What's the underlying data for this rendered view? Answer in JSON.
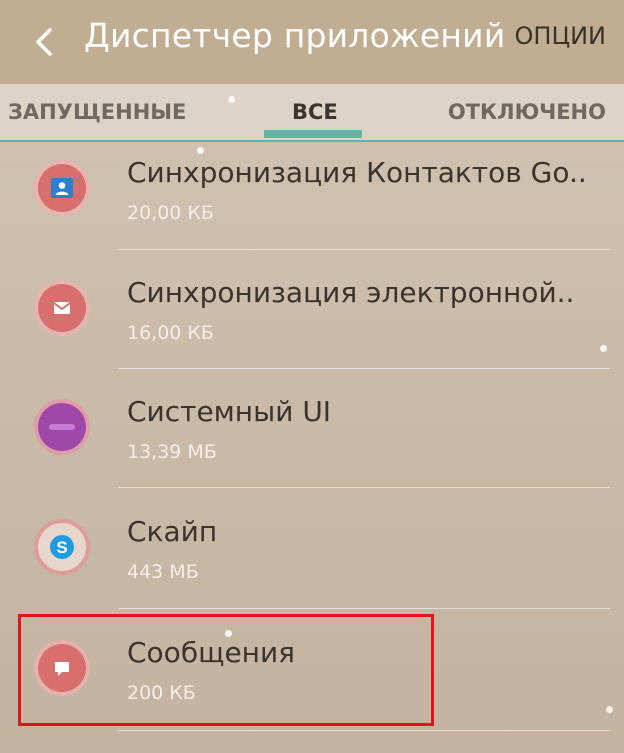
{
  "header": {
    "title": "Диспетчер приложений",
    "options_label": "ОПЦИИ"
  },
  "tabs": [
    {
      "label": "ЗАПУЩЕННЫЕ",
      "selected": false
    },
    {
      "label": "ВСЕ",
      "selected": true
    },
    {
      "label": "ОТКЛЮЧЕНО",
      "selected": false
    }
  ],
  "apps": [
    {
      "name": "Синхронизация Контактов Go..",
      "size": "20,00 КБ",
      "icon": "contacts-sync-icon"
    },
    {
      "name": "Синхронизация электронной..",
      "size": "16,00 КБ",
      "icon": "email-sync-icon"
    },
    {
      "name": "Системный UI",
      "size": "13,39 МБ",
      "icon": "system-ui-icon"
    },
    {
      "name": "Скайп",
      "size": "443 МБ",
      "icon": "skype-icon"
    },
    {
      "name": "Сообщения",
      "size": "200 КБ",
      "icon": "messages-icon",
      "highlighted": true
    }
  ],
  "colors": {
    "accent": "#62b3a7",
    "header": "#c1ad92",
    "highlight": "#e0151a"
  }
}
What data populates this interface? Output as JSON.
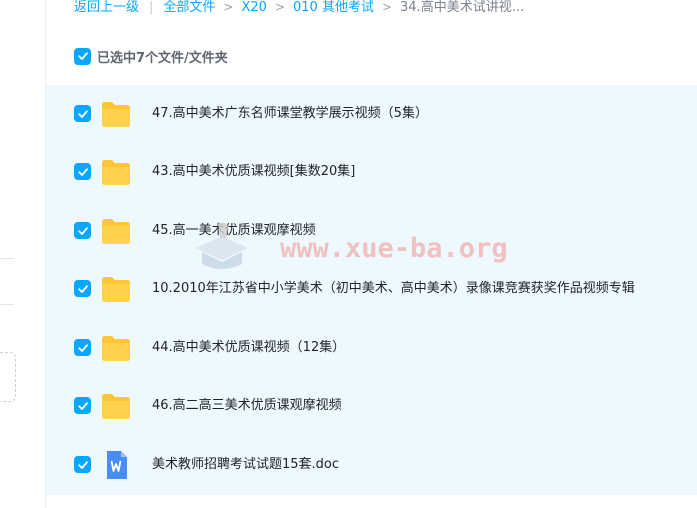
{
  "breadcrumb": {
    "back": "返回上一级",
    "all_files": "全部文件",
    "crumbs": [
      "X20",
      "010 其他考试"
    ],
    "current": "34.高中美术试讲视..."
  },
  "selection": {
    "summary": "已选中7个文件/文件夹"
  },
  "files": [
    {
      "name": "47.高中美术广东名师课堂教学展示视频（5集）",
      "type": "folder"
    },
    {
      "name": "43.高中美术优质课视频[集数20集]",
      "type": "folder"
    },
    {
      "name": "45.高一美术优质课观摩视频",
      "type": "folder"
    },
    {
      "name": "10.2010年江苏省中小学美术（初中美术、高中美术）录像课竞赛获奖作品视频专辑",
      "type": "folder"
    },
    {
      "name": "44.高中美术优质课视频（12集）",
      "type": "folder"
    },
    {
      "name": "46.高二高三美术优质课观摩视频",
      "type": "folder"
    },
    {
      "name": "美术教师招聘考试试题15套.doc",
      "type": "doc"
    }
  ],
  "watermark": "www.xue-ba.org",
  "colors": {
    "accent": "#06a7ff",
    "folder": "#ffc533",
    "row_bg": "#eef8ff",
    "doc": "#4a8cf7"
  }
}
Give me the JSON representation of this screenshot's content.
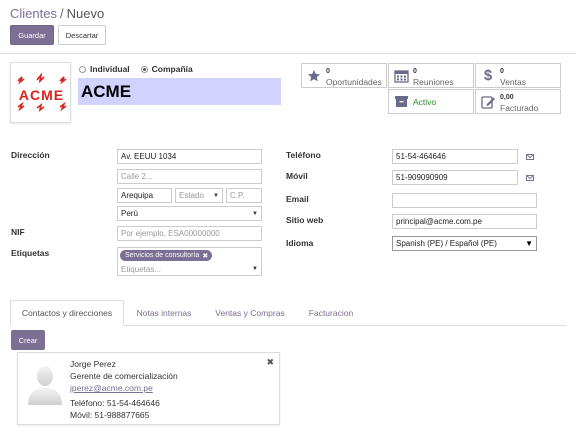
{
  "breadcrumb": {
    "parent": "Clientes",
    "separator": "/",
    "current": "Nuevo"
  },
  "buttons": {
    "save": "Guardar",
    "discard": "Descartar",
    "create": "Crear"
  },
  "company_type": {
    "individual": "Individual",
    "company": "Compañía",
    "selected": "company"
  },
  "partner": {
    "name": "ACME",
    "logo_text": "ACME"
  },
  "smart_buttons": [
    {
      "icon": "star-icon",
      "count": "0",
      "label": "Oportunidades"
    },
    {
      "icon": "calendar-icon",
      "count": "0",
      "label": "Reuniones"
    },
    {
      "icon": "dollar-icon",
      "count": "0",
      "label": "Ventas"
    },
    {
      "icon": "archive-icon",
      "count": "",
      "label": "Activo"
    },
    {
      "icon": "invoice-edit-icon",
      "count": "0,00",
      "label": "Facturado"
    }
  ],
  "address": {
    "label": "Dirección",
    "street": "Av. EEUU 1034",
    "street2_placeholder": "Calle 2...",
    "city": "Arequipa",
    "state_placeholder": "Estado",
    "zip_placeholder": "C.P.",
    "country": "Perú"
  },
  "vat": {
    "label": "NIF",
    "placeholder": "Por ejemplo, ESA00000000"
  },
  "tags": {
    "label": "Etiquetas",
    "items": [
      "Servicios de consultoría"
    ],
    "placeholder": "Etiquetas..."
  },
  "contact": {
    "phone_label": "Teléfono",
    "phone": "51-54-464646",
    "mobile_label": "Móvil",
    "mobile": "51-909090909",
    "email_label": "Email",
    "email": "",
    "website_label": "Sitio web",
    "website": "principal@acme.com.pe",
    "lang_label": "Idioma",
    "lang": "Spanish (PE) / Español (PE)"
  },
  "tabs": [
    "Contactos y direcciones",
    "Notas internas",
    "Ventas y Compras",
    "Facturacion"
  ],
  "active_tab": 0,
  "contact_card": {
    "name": "Jorge Perez",
    "function": "Gerente de comercialización",
    "email": "jperez@acme.com.pe",
    "phone": "Teléfono: 51-54-464646",
    "mobile": "Móvil: 51-988877665"
  },
  "colors": {
    "brand": "#7c6f94",
    "required_field": "#d2d2ff",
    "logo_red": "#d9231d"
  }
}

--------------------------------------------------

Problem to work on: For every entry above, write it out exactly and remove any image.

Answer for the task:
What's the underlying data for this rendered view? Answer in JSON.
{
  "header": {
    "title": "Диспетчер приложений",
    "options_label": "ОПЦИИ"
  },
  "tabs": [
    {
      "label": "ЗАПУЩЕННЫЕ",
      "selected": false
    },
    {
      "label": "ВСЕ",
      "selected": true
    },
    {
      "label": "ОТКЛЮЧЕНО",
      "selected": false
    }
  ],
  "apps": [
    {
      "name": "Синхронизация Контактов Go..",
      "size": "20,00 КБ",
      "icon": "contacts-sync-icon"
    },
    {
      "name": "Синхронизация электронной..",
      "size": "16,00 КБ",
      "icon": "email-sync-icon"
    },
    {
      "name": "Системный UI",
      "size": "13,39 МБ",
      "icon": "system-ui-icon"
    },
    {
      "name": "Скайп",
      "size": "443 МБ",
      "icon": "skype-icon"
    },
    {
      "name": "Сообщения",
      "size": "200 КБ",
      "icon": "messages-icon",
      "highlighted": true
    }
  ],
  "colors": {
    "accent": "#62b3a7",
    "header": "#c1ad92",
    "highlight": "#e0151a"
  }
}
What data populates this interface? Output as JSON.
{
  "breadcrumb": {
    "back": "返回上一级",
    "all_files": "全部文件",
    "crumbs": [
      "X20",
      "010 其他考试"
    ],
    "current": "34.高中美术试讲视..."
  },
  "selection": {
    "summary": "已选中7个文件/文件夹"
  },
  "files": [
    {
      "name": "47.高中美术广东名师课堂教学展示视频（5集）",
      "type": "folder"
    },
    {
      "name": "43.高中美术优质课视频[集数20集]",
      "type": "folder"
    },
    {
      "name": "45.高一美术优质课观摩视频",
      "type": "folder"
    },
    {
      "name": "10.2010年江苏省中小学美术（初中美术、高中美术）录像课竞赛获奖作品视频专辑",
      "type": "folder"
    },
    {
      "name": "44.高中美术优质课视频（12集）",
      "type": "folder"
    },
    {
      "name": "46.高二高三美术优质课观摩视频",
      "type": "folder"
    },
    {
      "name": "美术教师招聘考试试题15套.doc",
      "type": "doc"
    }
  ],
  "watermark": "www.xue-ba.org",
  "colors": {
    "accent": "#06a7ff",
    "folder": "#ffc533",
    "row_bg": "#eef8ff",
    "doc": "#4a8cf7"
  }
}
Give me the JSON representation of this screenshot's content.
{
  "breadcrumb": {
    "parent": "Clientes",
    "separator": "/",
    "current": "Nuevo"
  },
  "buttons": {
    "save": "Guardar",
    "discard": "Descartar",
    "create": "Crear"
  },
  "company_type": {
    "individual": "Individual",
    "company": "Compañía",
    "selected": "company"
  },
  "partner": {
    "name": "ACME",
    "logo_text": "ACME"
  },
  "smart_buttons": [
    {
      "icon": "star-icon",
      "count": "0",
      "label": "Oportunidades"
    },
    {
      "icon": "calendar-icon",
      "count": "0",
      "label": "Reuniones"
    },
    {
      "icon": "dollar-icon",
      "count": "0",
      "label": "Ventas"
    },
    {
      "icon": "archive-icon",
      "count": "",
      "label": "Activo"
    },
    {
      "icon": "invoice-edit-icon",
      "count": "0,00",
      "label": "Facturado"
    }
  ],
  "address": {
    "label": "Dirección",
    "street": "Av. EEUU 1034",
    "street2_placeholder": "Calle 2...",
    "city": "Arequipa",
    "state_placeholder": "Estado",
    "zip_placeholder": "C.P.",
    "country": "Perú"
  },
  "vat": {
    "label": "NIF",
    "placeholder": "Por ejemplo, ESA00000000"
  },
  "tags": {
    "label": "Etiquetas",
    "items": [
      "Servicios de consultoría"
    ],
    "placeholder": "Etiquetas..."
  },
  "contact": {
    "phone_label": "Teléfono",
    "phone": "51-54-464646",
    "mobile_label": "Móvil",
    "mobile": "51-909090909",
    "email_label": "Email",
    "email": "",
    "website_label": "Sitio web",
    "website": "principal@acme.com.pe",
    "lang_label": "Idioma",
    "lang": "Spanish (PE) / Español (PE)"
  },
  "tabs": [
    "Contactos y direcciones",
    "Notas internas",
    "Ventas y Compras",
    "Facturacion"
  ],
  "active_tab": 0,
  "contact_card": {
    "name": "Jorge Perez",
    "function": "Gerente de comercialización",
    "email": "jperez@acme.com.pe",
    "phone": "Teléfono: 51-54-464646",
    "mobile": "Móvil: 51-988877665"
  },
  "colors": {
    "brand": "#7c6f94",
    "required_field": "#d2d2ff",
    "logo_red": "#d9231d"
  }
}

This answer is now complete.